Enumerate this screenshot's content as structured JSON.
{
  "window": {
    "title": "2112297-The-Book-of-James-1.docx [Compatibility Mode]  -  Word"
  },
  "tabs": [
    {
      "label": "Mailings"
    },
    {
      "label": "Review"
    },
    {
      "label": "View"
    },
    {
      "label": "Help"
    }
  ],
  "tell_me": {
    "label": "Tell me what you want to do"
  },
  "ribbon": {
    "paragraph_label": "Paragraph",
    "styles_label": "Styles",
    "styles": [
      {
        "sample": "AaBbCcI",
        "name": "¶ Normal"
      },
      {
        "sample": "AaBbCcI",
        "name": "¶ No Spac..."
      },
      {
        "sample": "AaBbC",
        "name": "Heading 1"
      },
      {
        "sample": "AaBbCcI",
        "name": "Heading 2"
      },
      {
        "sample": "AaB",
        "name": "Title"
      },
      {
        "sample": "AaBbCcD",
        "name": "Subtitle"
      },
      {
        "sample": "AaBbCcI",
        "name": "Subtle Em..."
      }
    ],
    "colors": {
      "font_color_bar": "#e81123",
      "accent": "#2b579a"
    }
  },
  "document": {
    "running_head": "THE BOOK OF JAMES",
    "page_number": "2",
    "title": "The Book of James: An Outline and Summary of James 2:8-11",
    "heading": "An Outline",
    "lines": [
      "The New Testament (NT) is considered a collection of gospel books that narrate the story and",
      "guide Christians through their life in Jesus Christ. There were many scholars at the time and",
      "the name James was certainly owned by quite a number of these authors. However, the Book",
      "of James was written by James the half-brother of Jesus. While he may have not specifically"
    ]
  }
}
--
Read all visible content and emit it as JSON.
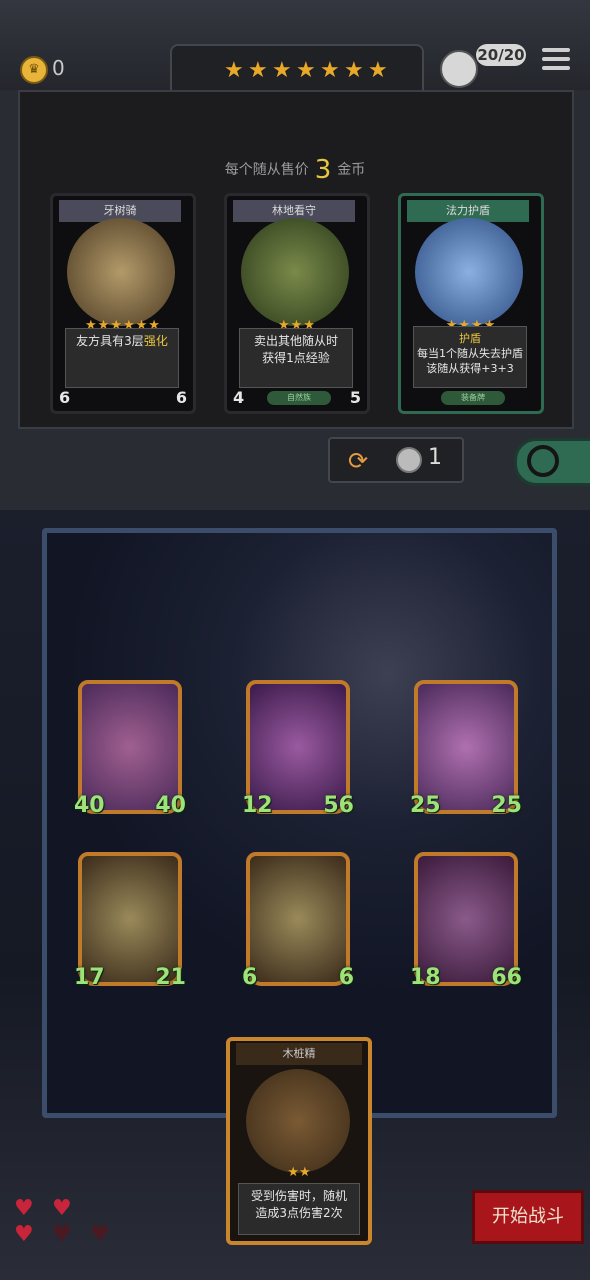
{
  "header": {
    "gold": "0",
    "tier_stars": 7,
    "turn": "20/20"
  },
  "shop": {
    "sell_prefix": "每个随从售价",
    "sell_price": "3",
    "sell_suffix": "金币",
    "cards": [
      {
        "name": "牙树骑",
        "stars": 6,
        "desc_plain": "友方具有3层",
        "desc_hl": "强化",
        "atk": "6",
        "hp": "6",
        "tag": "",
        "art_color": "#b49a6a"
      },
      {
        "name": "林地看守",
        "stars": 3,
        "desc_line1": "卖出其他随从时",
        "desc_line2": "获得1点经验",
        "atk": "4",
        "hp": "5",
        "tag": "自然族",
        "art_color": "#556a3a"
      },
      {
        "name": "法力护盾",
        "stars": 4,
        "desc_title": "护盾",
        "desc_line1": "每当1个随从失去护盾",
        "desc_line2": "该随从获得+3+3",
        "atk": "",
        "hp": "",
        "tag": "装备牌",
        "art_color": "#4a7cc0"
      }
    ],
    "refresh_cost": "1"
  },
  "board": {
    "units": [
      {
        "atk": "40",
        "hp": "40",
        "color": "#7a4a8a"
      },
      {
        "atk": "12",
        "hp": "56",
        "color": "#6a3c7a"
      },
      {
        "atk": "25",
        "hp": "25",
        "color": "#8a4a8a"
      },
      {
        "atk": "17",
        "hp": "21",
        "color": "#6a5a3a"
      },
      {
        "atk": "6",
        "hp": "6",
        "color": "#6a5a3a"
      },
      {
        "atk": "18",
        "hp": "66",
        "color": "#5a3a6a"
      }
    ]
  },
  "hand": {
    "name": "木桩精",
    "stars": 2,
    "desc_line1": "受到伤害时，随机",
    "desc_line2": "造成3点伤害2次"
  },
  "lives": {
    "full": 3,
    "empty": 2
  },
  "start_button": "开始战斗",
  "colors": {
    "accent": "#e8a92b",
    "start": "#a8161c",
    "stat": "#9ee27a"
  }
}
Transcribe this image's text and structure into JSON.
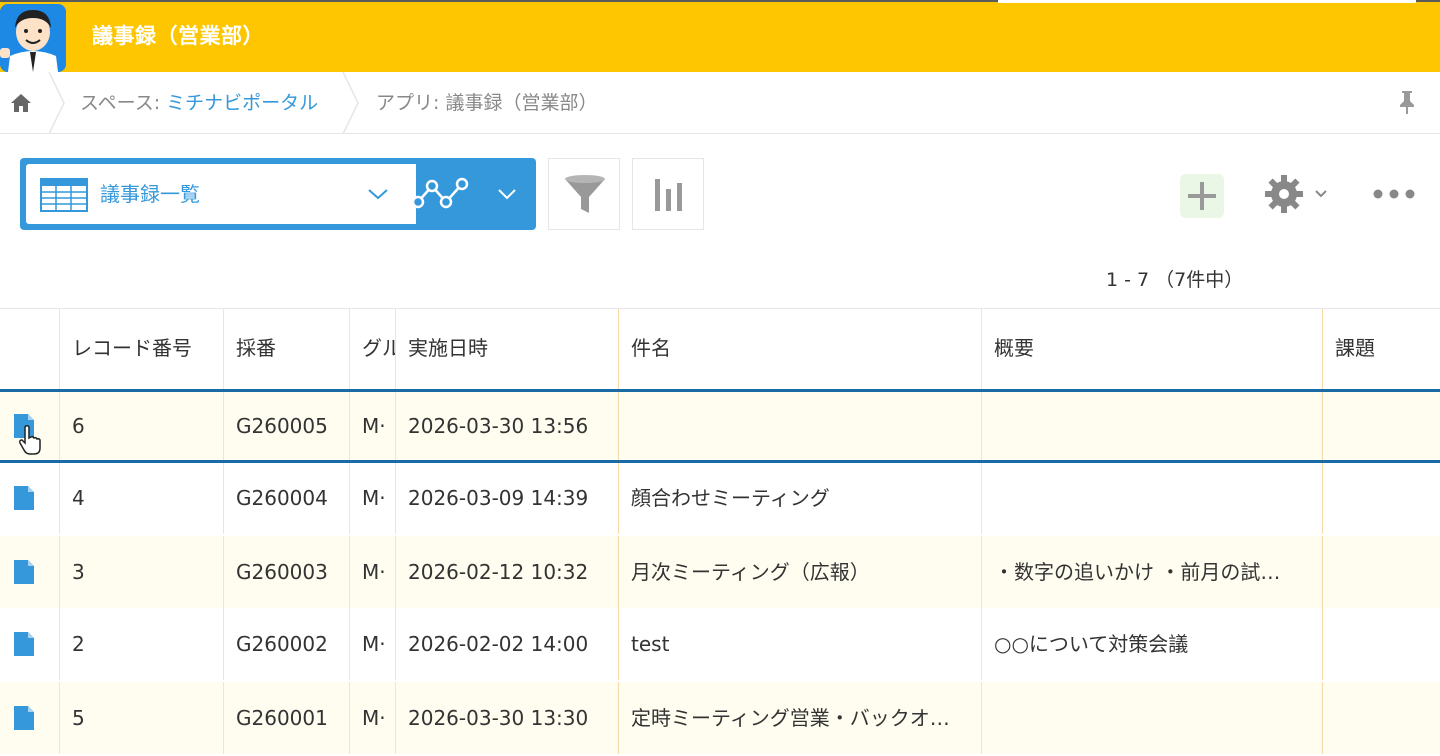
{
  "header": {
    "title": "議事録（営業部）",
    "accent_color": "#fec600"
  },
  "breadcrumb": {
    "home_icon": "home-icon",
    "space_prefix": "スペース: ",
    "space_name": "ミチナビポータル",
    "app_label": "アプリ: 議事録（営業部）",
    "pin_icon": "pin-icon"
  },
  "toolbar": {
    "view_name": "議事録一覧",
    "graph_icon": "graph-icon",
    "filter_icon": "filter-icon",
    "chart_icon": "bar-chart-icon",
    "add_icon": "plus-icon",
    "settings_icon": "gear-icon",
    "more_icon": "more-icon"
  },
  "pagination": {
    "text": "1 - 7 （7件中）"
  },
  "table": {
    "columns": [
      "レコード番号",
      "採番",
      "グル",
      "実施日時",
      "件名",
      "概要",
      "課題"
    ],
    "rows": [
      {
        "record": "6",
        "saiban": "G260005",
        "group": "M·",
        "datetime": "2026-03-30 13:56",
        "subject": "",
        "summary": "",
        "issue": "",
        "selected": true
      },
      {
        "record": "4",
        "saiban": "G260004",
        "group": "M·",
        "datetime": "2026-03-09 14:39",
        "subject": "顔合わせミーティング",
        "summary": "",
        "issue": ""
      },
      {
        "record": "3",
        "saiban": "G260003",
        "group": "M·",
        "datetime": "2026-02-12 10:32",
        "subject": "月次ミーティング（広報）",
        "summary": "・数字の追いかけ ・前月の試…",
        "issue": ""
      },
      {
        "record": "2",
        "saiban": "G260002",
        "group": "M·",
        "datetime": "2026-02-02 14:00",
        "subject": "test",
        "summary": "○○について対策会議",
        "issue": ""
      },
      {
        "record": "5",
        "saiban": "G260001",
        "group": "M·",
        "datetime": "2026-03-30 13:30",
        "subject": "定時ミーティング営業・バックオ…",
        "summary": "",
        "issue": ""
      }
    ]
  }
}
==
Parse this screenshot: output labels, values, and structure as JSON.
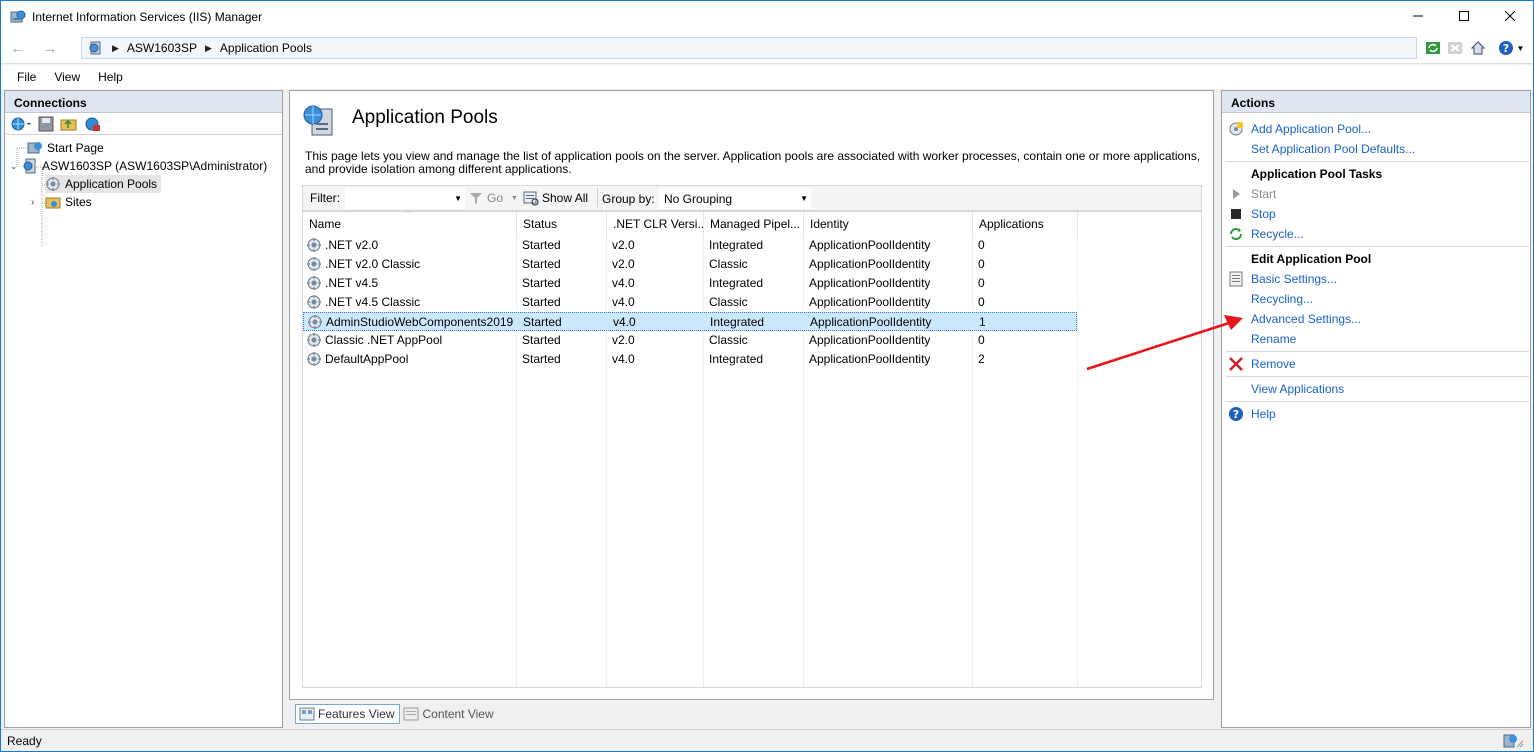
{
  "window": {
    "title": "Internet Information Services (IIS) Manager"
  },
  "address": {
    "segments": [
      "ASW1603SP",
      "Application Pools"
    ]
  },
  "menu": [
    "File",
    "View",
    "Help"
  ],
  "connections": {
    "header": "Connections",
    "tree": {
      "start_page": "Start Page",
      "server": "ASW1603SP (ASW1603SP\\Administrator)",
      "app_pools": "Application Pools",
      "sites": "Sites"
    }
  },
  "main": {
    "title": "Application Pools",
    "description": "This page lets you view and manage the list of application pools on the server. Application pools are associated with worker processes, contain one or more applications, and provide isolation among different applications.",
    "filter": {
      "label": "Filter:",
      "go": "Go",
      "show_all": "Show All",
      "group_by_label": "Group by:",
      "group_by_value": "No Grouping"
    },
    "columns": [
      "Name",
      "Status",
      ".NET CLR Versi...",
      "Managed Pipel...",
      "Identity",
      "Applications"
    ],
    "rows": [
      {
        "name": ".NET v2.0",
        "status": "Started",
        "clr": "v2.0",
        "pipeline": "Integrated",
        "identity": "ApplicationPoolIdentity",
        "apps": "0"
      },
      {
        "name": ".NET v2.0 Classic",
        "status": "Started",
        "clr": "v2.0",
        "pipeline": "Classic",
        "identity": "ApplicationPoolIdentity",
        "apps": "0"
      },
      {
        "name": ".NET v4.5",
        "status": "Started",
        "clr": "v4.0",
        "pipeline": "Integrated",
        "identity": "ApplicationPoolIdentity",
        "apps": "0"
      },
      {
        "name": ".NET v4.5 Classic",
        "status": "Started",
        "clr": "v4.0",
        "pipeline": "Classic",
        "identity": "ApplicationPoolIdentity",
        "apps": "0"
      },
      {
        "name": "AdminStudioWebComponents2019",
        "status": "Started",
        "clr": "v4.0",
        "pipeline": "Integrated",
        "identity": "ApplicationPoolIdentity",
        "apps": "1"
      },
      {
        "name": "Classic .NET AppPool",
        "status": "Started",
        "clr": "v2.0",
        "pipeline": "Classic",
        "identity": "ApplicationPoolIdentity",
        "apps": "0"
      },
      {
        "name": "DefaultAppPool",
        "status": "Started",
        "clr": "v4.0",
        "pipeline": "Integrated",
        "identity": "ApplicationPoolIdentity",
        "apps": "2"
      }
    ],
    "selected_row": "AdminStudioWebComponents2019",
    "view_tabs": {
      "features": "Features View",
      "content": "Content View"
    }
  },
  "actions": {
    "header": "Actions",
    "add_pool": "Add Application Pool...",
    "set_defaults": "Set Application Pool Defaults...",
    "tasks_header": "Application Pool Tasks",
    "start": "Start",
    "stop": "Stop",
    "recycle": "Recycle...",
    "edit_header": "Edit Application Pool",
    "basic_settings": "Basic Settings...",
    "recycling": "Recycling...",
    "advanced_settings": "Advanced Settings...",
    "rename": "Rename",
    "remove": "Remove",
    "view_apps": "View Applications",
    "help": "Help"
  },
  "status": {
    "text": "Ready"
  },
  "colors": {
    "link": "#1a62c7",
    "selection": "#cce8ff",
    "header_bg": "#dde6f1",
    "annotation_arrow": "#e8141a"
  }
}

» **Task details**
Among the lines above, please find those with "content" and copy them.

» **Answer to the exercise**
Enumerate this screenshot's content as structured JSON.
Read all visible content and emit it as JSON.
      "content": "Content View"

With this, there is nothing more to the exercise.